Your answer should be every line of the records that contains the word "Subscriptions".

Extracted data below:

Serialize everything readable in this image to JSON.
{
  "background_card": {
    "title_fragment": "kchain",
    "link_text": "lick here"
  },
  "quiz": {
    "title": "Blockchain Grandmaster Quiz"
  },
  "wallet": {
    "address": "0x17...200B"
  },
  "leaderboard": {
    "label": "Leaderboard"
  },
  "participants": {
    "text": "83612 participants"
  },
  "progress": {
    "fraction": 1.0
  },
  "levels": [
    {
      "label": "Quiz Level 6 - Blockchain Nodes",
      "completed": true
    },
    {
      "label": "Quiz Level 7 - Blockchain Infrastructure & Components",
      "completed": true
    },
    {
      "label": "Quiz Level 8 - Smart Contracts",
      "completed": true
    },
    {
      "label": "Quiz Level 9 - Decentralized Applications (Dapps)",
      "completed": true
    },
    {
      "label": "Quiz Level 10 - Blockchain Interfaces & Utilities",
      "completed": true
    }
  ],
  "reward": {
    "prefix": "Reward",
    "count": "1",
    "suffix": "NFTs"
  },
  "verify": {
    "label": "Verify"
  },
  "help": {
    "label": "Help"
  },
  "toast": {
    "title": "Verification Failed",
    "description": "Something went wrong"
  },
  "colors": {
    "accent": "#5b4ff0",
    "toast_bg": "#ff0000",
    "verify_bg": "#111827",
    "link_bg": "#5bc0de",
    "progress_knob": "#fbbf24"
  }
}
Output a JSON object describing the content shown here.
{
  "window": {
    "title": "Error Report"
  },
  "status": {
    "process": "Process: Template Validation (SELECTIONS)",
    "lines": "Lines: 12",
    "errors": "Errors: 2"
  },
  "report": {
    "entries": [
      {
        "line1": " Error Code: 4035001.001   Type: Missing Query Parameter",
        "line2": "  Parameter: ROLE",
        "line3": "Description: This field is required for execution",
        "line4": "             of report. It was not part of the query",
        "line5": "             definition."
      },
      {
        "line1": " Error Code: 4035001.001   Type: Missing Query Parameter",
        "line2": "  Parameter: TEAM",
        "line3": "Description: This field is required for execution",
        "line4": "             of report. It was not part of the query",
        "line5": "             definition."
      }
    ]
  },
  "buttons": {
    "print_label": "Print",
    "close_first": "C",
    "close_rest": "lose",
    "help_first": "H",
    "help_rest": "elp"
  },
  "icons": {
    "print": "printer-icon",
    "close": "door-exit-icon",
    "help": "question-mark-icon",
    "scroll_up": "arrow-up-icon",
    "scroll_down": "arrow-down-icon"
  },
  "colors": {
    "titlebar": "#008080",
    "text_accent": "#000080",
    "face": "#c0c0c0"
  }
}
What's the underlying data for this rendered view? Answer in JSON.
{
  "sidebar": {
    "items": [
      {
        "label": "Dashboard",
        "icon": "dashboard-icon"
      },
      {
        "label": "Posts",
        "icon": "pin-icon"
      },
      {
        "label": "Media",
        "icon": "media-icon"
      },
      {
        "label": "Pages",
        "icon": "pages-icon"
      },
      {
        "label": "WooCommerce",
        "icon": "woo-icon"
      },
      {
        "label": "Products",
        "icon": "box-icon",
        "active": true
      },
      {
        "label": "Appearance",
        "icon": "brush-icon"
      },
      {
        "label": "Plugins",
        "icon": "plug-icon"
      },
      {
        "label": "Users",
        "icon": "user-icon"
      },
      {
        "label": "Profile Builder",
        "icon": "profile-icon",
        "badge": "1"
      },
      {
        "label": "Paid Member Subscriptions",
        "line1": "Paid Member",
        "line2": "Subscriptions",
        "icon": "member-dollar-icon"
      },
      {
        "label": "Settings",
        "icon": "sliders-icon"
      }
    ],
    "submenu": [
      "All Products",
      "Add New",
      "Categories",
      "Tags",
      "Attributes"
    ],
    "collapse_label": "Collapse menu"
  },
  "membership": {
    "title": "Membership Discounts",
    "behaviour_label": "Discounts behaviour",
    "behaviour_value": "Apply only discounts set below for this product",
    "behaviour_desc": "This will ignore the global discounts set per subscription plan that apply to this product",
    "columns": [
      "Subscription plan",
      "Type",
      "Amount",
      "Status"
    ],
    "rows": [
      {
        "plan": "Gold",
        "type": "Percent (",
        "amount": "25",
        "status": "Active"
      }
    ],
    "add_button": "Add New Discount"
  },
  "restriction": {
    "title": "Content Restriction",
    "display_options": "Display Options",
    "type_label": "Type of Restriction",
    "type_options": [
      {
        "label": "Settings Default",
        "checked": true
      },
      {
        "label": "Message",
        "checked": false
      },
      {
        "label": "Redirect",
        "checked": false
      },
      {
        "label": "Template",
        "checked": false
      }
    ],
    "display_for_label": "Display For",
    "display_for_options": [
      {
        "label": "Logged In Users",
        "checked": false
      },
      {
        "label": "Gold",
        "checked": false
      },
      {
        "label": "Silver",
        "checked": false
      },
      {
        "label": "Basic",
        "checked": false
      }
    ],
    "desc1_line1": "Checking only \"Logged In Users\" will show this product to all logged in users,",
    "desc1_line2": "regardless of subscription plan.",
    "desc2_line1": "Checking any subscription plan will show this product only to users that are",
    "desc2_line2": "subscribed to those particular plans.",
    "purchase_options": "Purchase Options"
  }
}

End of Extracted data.

Response to this task:
        "label": "Paid Member Subscriptions",
        "line2": "Subscriptions",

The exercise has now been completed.